After you’ve determined the first stone to use, apply the appropriate lubricant (probably water) and let it soak for a bit. You won’t need too much, especially if you’re using oil, which can be messy.
Actually Sharpen Your Knife
This is the part where you’ll be putting your knife through the gauntlet. Make sure you have a feel for your angle before you start or you at least have your guide in place.
With your knife edge on the whetstone, all you need to do is apply moderate pressure and move your knife slowly across the stone. You can move the edge into the stone or away from it, just do whatever is more comfortable.
You can also move your knife in circles if you want. And if you have a longer blade, you’ll need to move it forward and out, so you get the entire edge sharpened evenly.
You’ll want to perform about 6-12 strokes on each side of the blade depending on how dull your blade is. Then do a few more while alternating sides each time so that your knife becomes evenly beveled.
After that, do the same thing all over again but the finer whetstone. Alternatively, you could use a honing rod to get a nice finish on your edge. Just make sure to maintain a consistent angle.
Now wipe off your blade and your knife is now ready for some epic cutting action!
Some Other Tools to Consider
If all this knife-sharpening business sounds like more than you want to swallow, don’t worry. There are a few alternative solutions that are way more convenient (although not all cheaper) than buying a simple whetstone.
Pocket Sharpeners ($5 - $20)
These are basically what they sound like. A pocket sharpener usually features two pairs of tiny stones set next to each other in a V-shape so that you only need to place your blade in the gap and pull.
One side is usually made of carbide and the other ceramic. The carbide is for setting the edge of the knife and the ceramic is for refining it. Just make sure to add a few drops of water as lubricant before you give it a try.
A pocket sharpener will usually only run you up a few bucks, so it’s definitely a great choice for beginners.
Knife Clamp Sharpening Systems ($50 - $400)
These knife sharpeners function by having the whetstones slide across a blade that’s fixed in place so that you don’t have to worry about keeping a consistent angle. Aside from that, though, the specifics vary from model to model.
The thing about these systems is that, not only are they expensive, but they’re really hit or miss. Some people will say they work wonders while others will talk about how they only work with certain knives or they can’t get the angle they want.
So if you want to go this route, be sure you do your research. Some brands to consider would be Lansky, Gatco, or Wicked Edge.

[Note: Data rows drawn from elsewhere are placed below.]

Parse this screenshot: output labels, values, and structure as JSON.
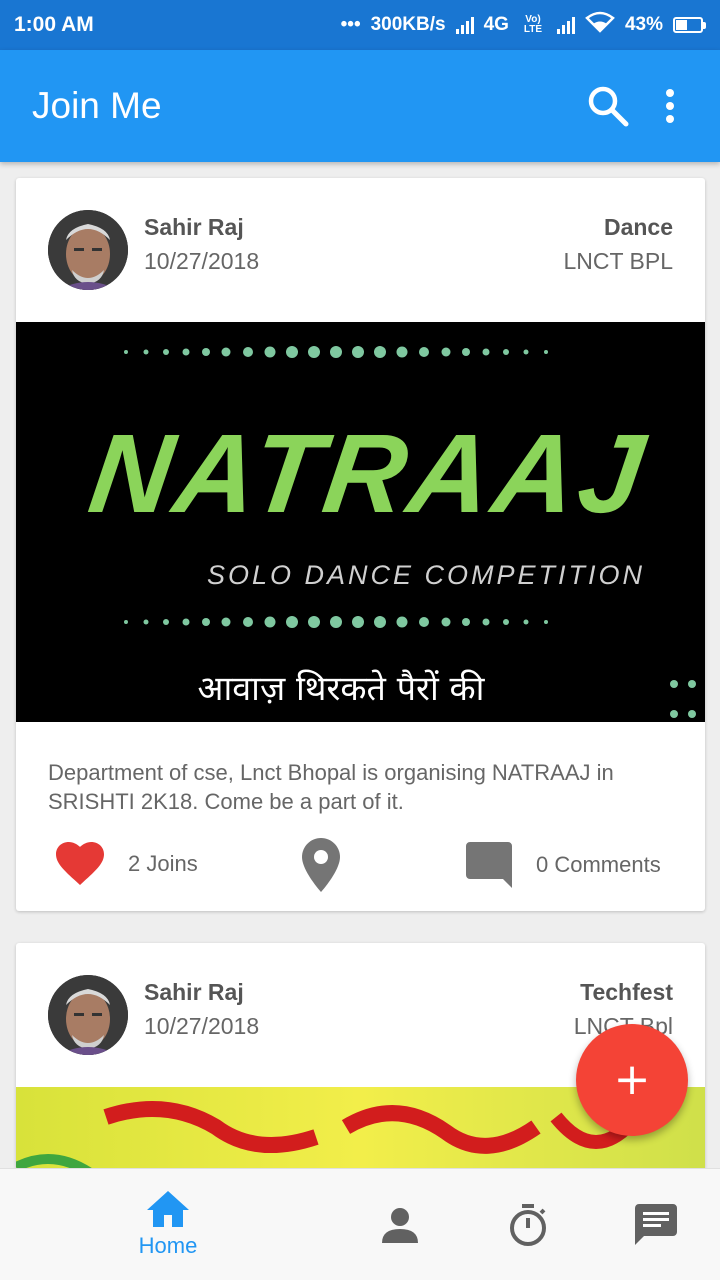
{
  "status_bar": {
    "time": "1:00 AM",
    "dots": "•••",
    "speed": "300KB/s",
    "network": "4G",
    "volte": "Vo) LTE",
    "battery": "43%"
  },
  "app_bar": {
    "title": "Join Me",
    "search_icon": "search-icon",
    "menu_icon": "more-vert-icon"
  },
  "posts": [
    {
      "author": "Sahir Raj",
      "date": "10/27/2018",
      "category": "Dance",
      "location": "LNCT BPL",
      "poster": {
        "title": "NATRAAJ",
        "subtitle": "SOLO DANCE COMPETITION",
        "hindi_text": "आवाज़ थिरकते पैरों की"
      },
      "description": "Department of cse, Lnct Bhopal is organising NATRAAJ in SRISHTI 2K18. Come be a part of it.",
      "joins_label": "2 Joins",
      "comments_label": "0 Comments"
    },
    {
      "author": "Sahir Raj",
      "date": "10/27/2018",
      "category": "Techfest",
      "location": "LNCT Bpl"
    }
  ],
  "fab": {
    "symbol": "+"
  },
  "bottom_nav": {
    "home_label": "Home"
  },
  "colors": {
    "primary": "#2196f3",
    "primary_dark": "#1976d2",
    "accent": "#f44336",
    "heart": "#e53935",
    "poster_green": "#8bd45a"
  }
}
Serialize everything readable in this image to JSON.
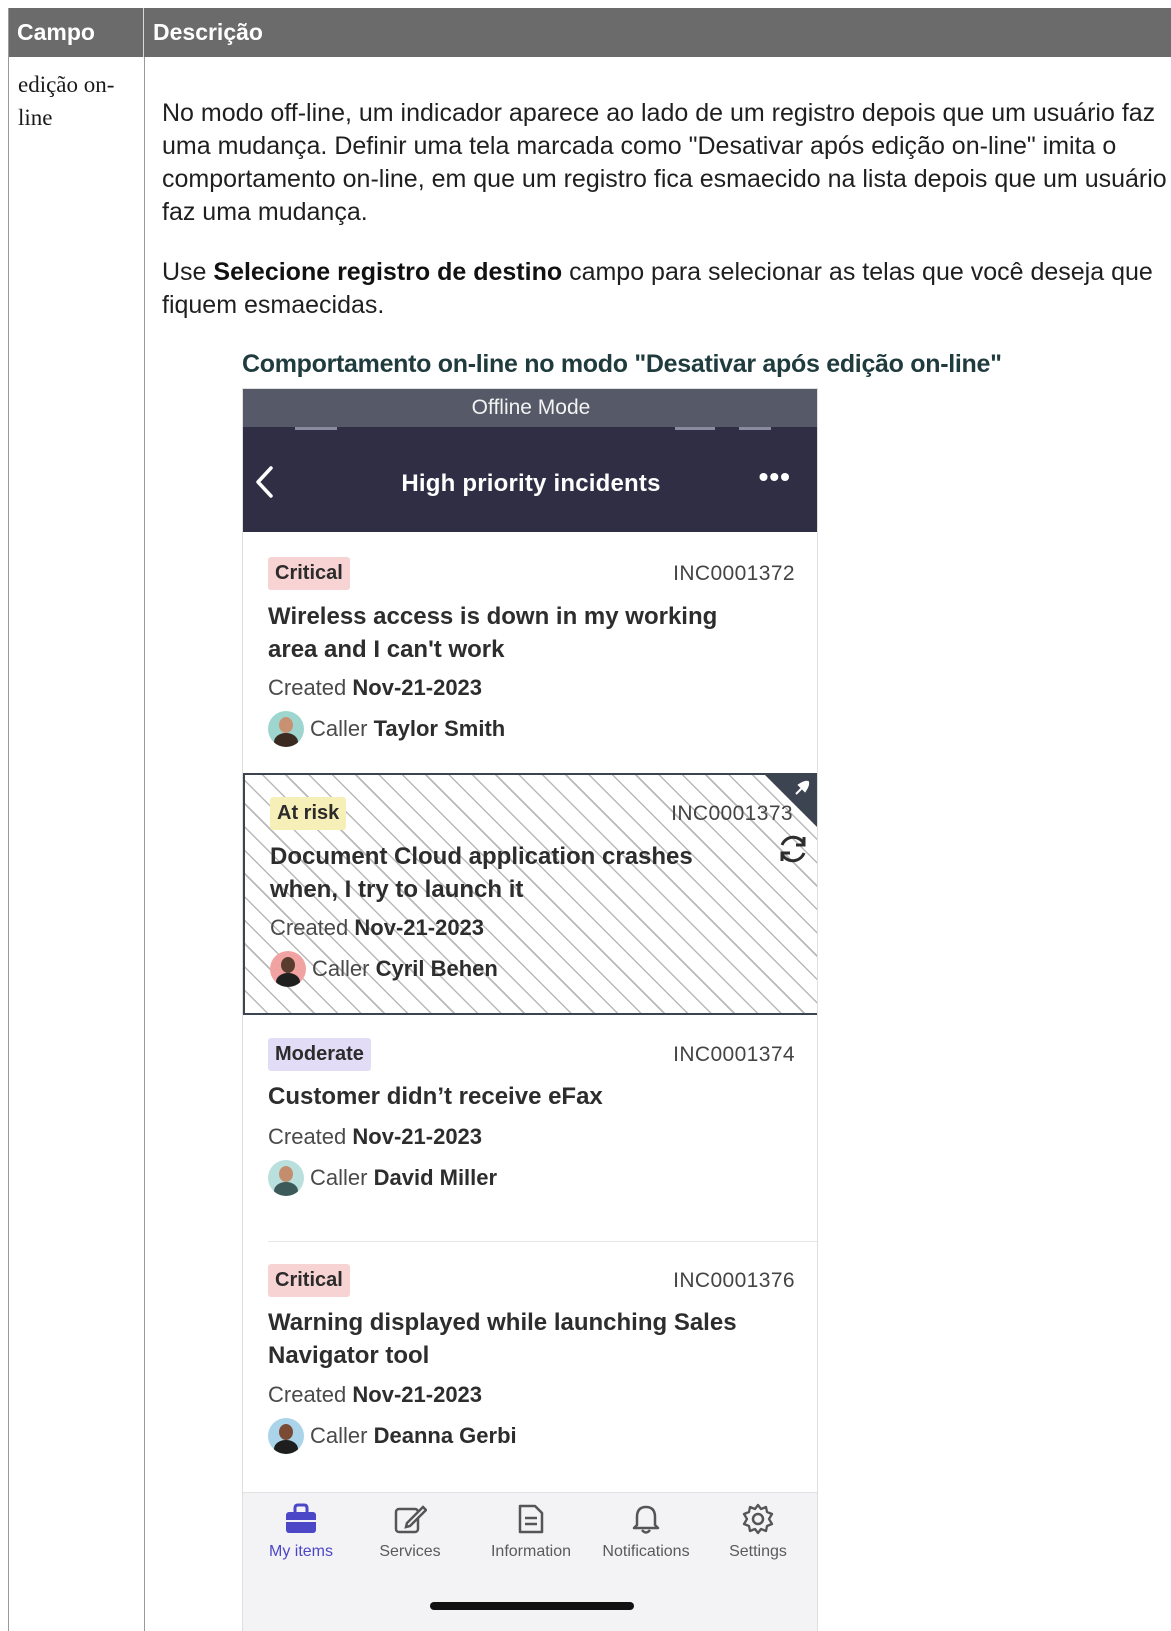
{
  "table": {
    "header_campo": "Campo",
    "header_descricao": "Descrição",
    "campo_value": "edição on-line",
    "para1": "No modo off-line, um indicador aparece ao lado de um registro depois que um usuário faz uma mudança. Definir uma tela marcada como \"Desativar após edição on-line\" imita o comportamento on-line, em que um registro fica esmaecido na lista depois que um usuário faz uma mudança.",
    "para2_prefix": "Use ",
    "para2_bold": "Selecione registro de destino",
    "para2_suffix": " campo para selecionar as telas que você deseja que fiquem esmaecidas.",
    "figure_caption": "Comportamento on-line no modo \"Desativar após edição on-line\""
  },
  "phone": {
    "offline_banner": "Offline Mode",
    "nav_title": "High priority incidents",
    "nav_back": "‹",
    "nav_more": "•••",
    "created_label": "Created",
    "caller_label": "Caller",
    "incidents": [
      {
        "priority": "Critical",
        "number": "INC0001372",
        "title": "Wireless access is down in my working area and I can't work",
        "created": "Nov-21-2023",
        "caller": "Taylor Smith",
        "badge_color": "#f7d3d3",
        "disabled": false
      },
      {
        "priority": "At risk",
        "number": "INC0001373",
        "title": "Document Cloud application crashes when, I try to launch it",
        "created": "Nov-21-2023",
        "caller": "Cyril Behen",
        "badge_color": "#f7efb8",
        "disabled": true
      },
      {
        "priority": "Moderate",
        "number": "INC0001374",
        "title": "Customer didn’t receive eFax",
        "created": "Nov-21-2023",
        "caller": "David Miller",
        "badge_color": "#e3dcf7",
        "disabled": false
      },
      {
        "priority": "Critical",
        "number": "INC0001376",
        "title": "Warning displayed while launching Sales Navigator tool",
        "created": "Nov-21-2023",
        "caller": "Deanna Gerbi",
        "badge_color": "#f7d3d3",
        "disabled": false
      }
    ],
    "tabs": [
      {
        "label": "My items",
        "icon": "briefcase-icon",
        "active": true
      },
      {
        "label": "Services",
        "icon": "edit-icon",
        "active": false
      },
      {
        "label": "Information",
        "icon": "document-icon",
        "active": false
      },
      {
        "label": "Notifications",
        "icon": "bell-icon",
        "active": false
      },
      {
        "label": "Settings",
        "icon": "gear-icon",
        "active": false
      }
    ],
    "accent_color": "#4b47c7",
    "nav_color": "#2f2e45"
  }
}
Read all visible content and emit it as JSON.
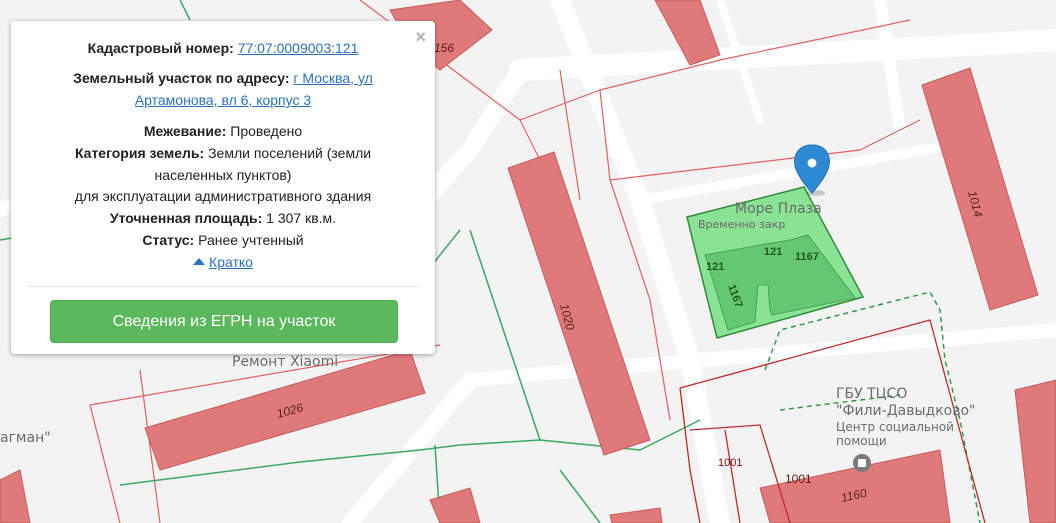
{
  "map": {
    "poi": {
      "repair_shop": "Ремонт Xiaomi",
      "flagman": "агман\"",
      "more_plaza": "Море Плаза",
      "more_plaza_sub": "Временно закр",
      "gbu_line1": "ГБУ ТЦСО",
      "gbu_line2": "\"Фили-Давыдково\"",
      "gbu_line3": "Центр социальной",
      "gbu_line4": "помощи"
    },
    "buildings": {
      "b156": "156",
      "b1020": "1020",
      "b1014": "1014",
      "b1026": "1026",
      "b1160": "1160",
      "b1001": "1001"
    },
    "plot_labels": {
      "a": "121",
      "b": "121",
      "c": "1167",
      "d": "1167"
    },
    "cadastral_label": "1001"
  },
  "popup": {
    "cad_label": "Кадастровый номер:",
    "cad_value": "77:07:0009003:121",
    "address_label": "Земельный участок по адресу:",
    "address_value_1": "г Москва, ул",
    "address_value_2": "Артамонова, вл 6, корпус 3",
    "survey_label": "Межевание:",
    "survey_value": "Проведено",
    "category_label": "Категория земель:",
    "category_value_1": "Земли поселений (земли",
    "category_value_2": "населенных пунктов)",
    "usage": "для эксплуатации административного здания",
    "area_label": "Уточненная площадь:",
    "area_value": "1 307 кв.м.",
    "status_label": "Статус:",
    "status_value": "Ранее учтенный",
    "toggle": "Кратко",
    "close": "×",
    "egrn_button": "Сведения из ЕГРН на участок"
  },
  "colors": {
    "building_fill": "#e07a7a",
    "plot_fill": "#7ee08a",
    "button": "#5cb85c",
    "link": "#2a72c2",
    "marker": "#2f8ad6"
  }
}
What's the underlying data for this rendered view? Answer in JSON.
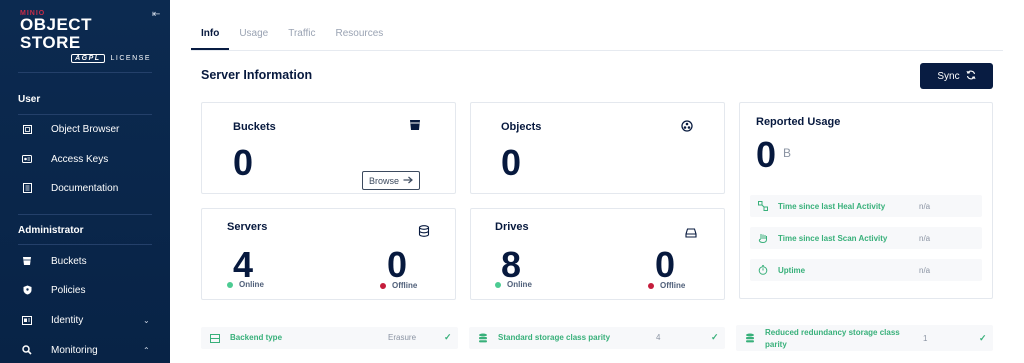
{
  "sidebar": {
    "brand": "MINIO",
    "product": "OBJECT STORE",
    "license_badge": "AGPL",
    "license_text": "LICENSE",
    "sections": {
      "user": "User",
      "administrator": "Administrator"
    },
    "user_items": [
      {
        "label": "Object Browser",
        "icon": "object-browser-icon"
      },
      {
        "label": "Access Keys",
        "icon": "access-keys-icon"
      },
      {
        "label": "Documentation",
        "icon": "documentation-icon"
      }
    ],
    "admin_items": [
      {
        "label": "Buckets",
        "icon": "buckets-icon"
      },
      {
        "label": "Policies",
        "icon": "policies-icon"
      },
      {
        "label": "Identity",
        "icon": "identity-icon",
        "chevron": "⌄"
      },
      {
        "label": "Monitoring",
        "icon": "monitoring-icon",
        "chevron": "⌃"
      }
    ]
  },
  "tabs": [
    {
      "label": "Info",
      "active": true
    },
    {
      "label": "Usage",
      "active": false
    },
    {
      "label": "Traffic",
      "active": false
    },
    {
      "label": "Resources",
      "active": false
    }
  ],
  "page": {
    "title": "Server Information",
    "sync_label": "Sync"
  },
  "cards": {
    "buckets": {
      "title": "Buckets",
      "value": "0",
      "browse_label": "Browse"
    },
    "objects": {
      "title": "Objects",
      "value": "0"
    },
    "servers": {
      "title": "Servers",
      "online_value": "4",
      "online_label": "Online",
      "offline_value": "0",
      "offline_label": "Offline"
    },
    "drives": {
      "title": "Drives",
      "online_value": "8",
      "online_label": "Online",
      "offline_value": "0",
      "offline_label": "Offline"
    },
    "usage": {
      "title": "Reported Usage",
      "value": "0",
      "unit": "B",
      "rows": [
        {
          "label": "Time since last Heal Activity",
          "value": "n/a",
          "icon": "heal-icon"
        },
        {
          "label": "Time since last Scan Activity",
          "value": "n/a",
          "icon": "scan-icon"
        },
        {
          "label": "Uptime",
          "value": "n/a",
          "icon": "uptime-icon"
        }
      ]
    }
  },
  "footer": {
    "backend_type_label": "Backend type",
    "backend_type_value": "Erasure",
    "standard_parity_label": "Standard storage class parity",
    "standard_parity_value": "4",
    "reduced_parity_label_line1": "Reduced redundancy storage class",
    "reduced_parity_label_line2": "parity",
    "reduced_parity_value": "1"
  },
  "colors": {
    "sidebar_bg": "#0c2a50",
    "primary": "#081c42",
    "online": "#4ccb92",
    "offline": "#c51d3c",
    "accent_green": "#38b07a"
  }
}
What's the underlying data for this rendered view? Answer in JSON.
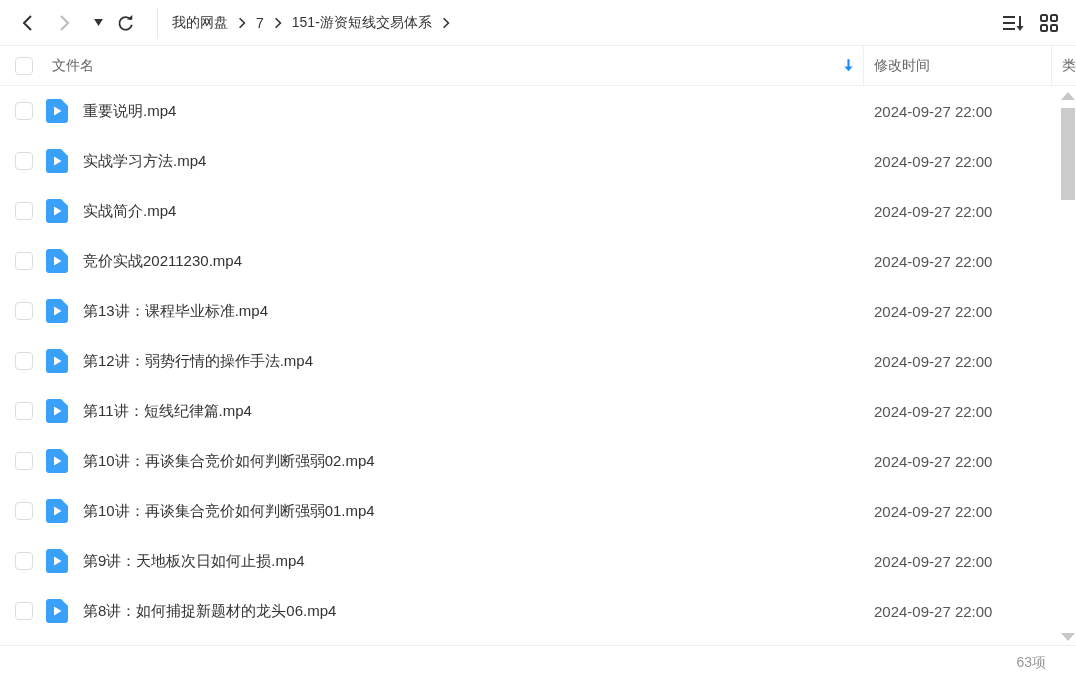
{
  "breadcrumb": [
    "我的网盘",
    "7",
    "151-游资短线交易体系"
  ],
  "table": {
    "select_all": {
      "checked": false
    },
    "columns": [
      {
        "label": "文件名",
        "sorted": true
      },
      {
        "label": "修改时间",
        "sorted": false
      },
      {
        "label": "类",
        "sorted": false
      }
    ],
    "rows": [
      {
        "name": "重要说明.mp4",
        "modified": "2024-09-27 22:00",
        "checked": false
      },
      {
        "name": "实战学习方法.mp4",
        "modified": "2024-09-27 22:00",
        "checked": false
      },
      {
        "name": "实战简介.mp4",
        "modified": "2024-09-27 22:00",
        "checked": false
      },
      {
        "name": "竞价实战20211230.mp4",
        "modified": "2024-09-27 22:00",
        "checked": false
      },
      {
        "name": "第13讲：课程毕业标准.mp4",
        "modified": "2024-09-27 22:00",
        "checked": false
      },
      {
        "name": "第12讲：弱势行情的操作手法.mp4",
        "modified": "2024-09-27 22:00",
        "checked": false
      },
      {
        "name": "第11讲：短线纪律篇.mp4",
        "modified": "2024-09-27 22:00",
        "checked": false
      },
      {
        "name": "第10讲：再谈集合竞价如何判断强弱02.mp4",
        "modified": "2024-09-27 22:00",
        "checked": false
      },
      {
        "name": "第10讲：再谈集合竞价如何判断强弱01.mp4",
        "modified": "2024-09-27 22:00",
        "checked": false
      },
      {
        "name": "第9讲：天地板次日如何止损.mp4",
        "modified": "2024-09-27 22:00",
        "checked": false
      },
      {
        "name": "第8讲：如何捕捉新题材的龙头06.mp4",
        "modified": "2024-09-27 22:00",
        "checked": false
      }
    ]
  },
  "status_bar": {
    "count": "63项"
  }
}
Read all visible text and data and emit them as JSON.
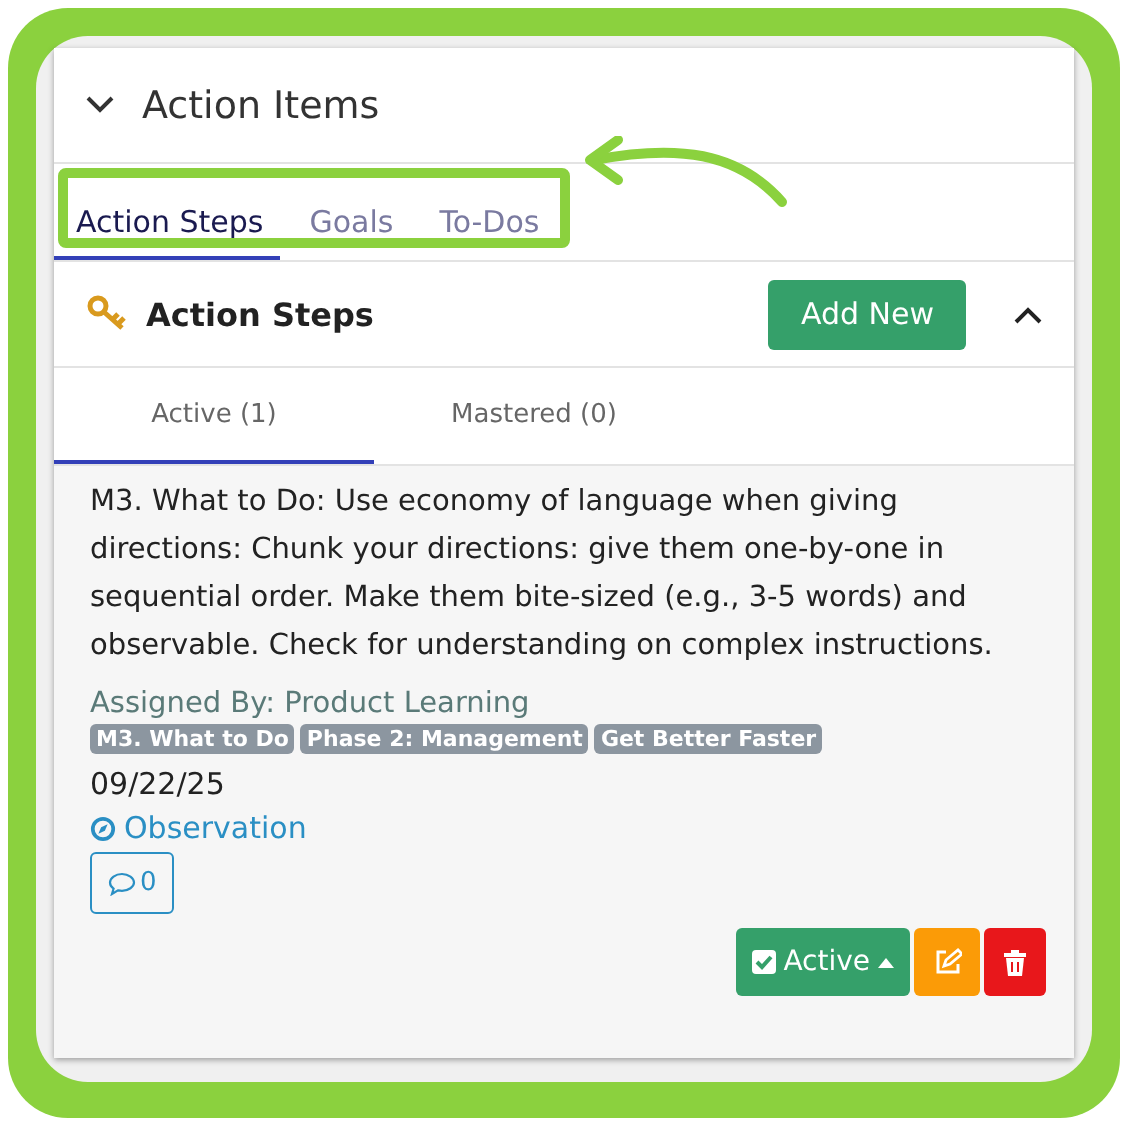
{
  "panel": {
    "title": "Action Items",
    "expanded": true
  },
  "tabs": [
    {
      "label": "Action Steps",
      "selected": true
    },
    {
      "label": "Goals",
      "selected": false
    },
    {
      "label": "To-Dos",
      "selected": false
    }
  ],
  "section": {
    "title": "Action Steps",
    "add_button": "Add New",
    "expanded": true
  },
  "subtabs": [
    {
      "label": "Active (1)",
      "selected": true
    },
    {
      "label": "Mastered (0)",
      "selected": false
    }
  ],
  "item": {
    "description": "M3. What to Do: Use economy of language when giving directions: Chunk your directions: give them one-by-one in sequential order. Make them bite-sized (e.g., 3-5 words) and observable. Check for understanding on complex instructions.",
    "assigned_by": "Assigned By: Product Learning",
    "tags": [
      "M3. What to Do",
      "Phase 2: Management",
      "Get Better Faster"
    ],
    "date": "09/22/25",
    "source": "Observation",
    "comments": "0",
    "status": "Active"
  }
}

Spyderco Tri-Angle Sharpmaker (~$80)
This is very popular sharpener that’s really one-of-a-kind. The sharpening stones are long triangular prisms that you can set into a base at different angles. There are two fine stones and two rough stones.
The basic process consists of sharpening your blade against the edge of the rough stone and then switching to the face of the rough stone. Then you do it again with the fine stone.
If you want to keep the sharpening process simple but still don’t want to wing it, then the Sharpmaker is your new friend.
Now you should be well-equipped to turn your dull dagger into box-chopping, apple-stabbing cutlass. Just remember that knife sharpening isn’t quite as easy as it may seem, but practice does make perfect. And really, the worst that could happen to your trusty tool is that you completely grind away the edge of the blade and end up with a hundred-dollar putty knife. But seriously, it might be wise to first practice on one of your cheapo novelty knives before you break out the Cold Steel. And with that, good luck and happy sharpening.
Hopefully you found this article helpful. If you have any questions or concerns (or just want to type something), then be sure to leave a comment below and I’ll get back to you as soon as possible.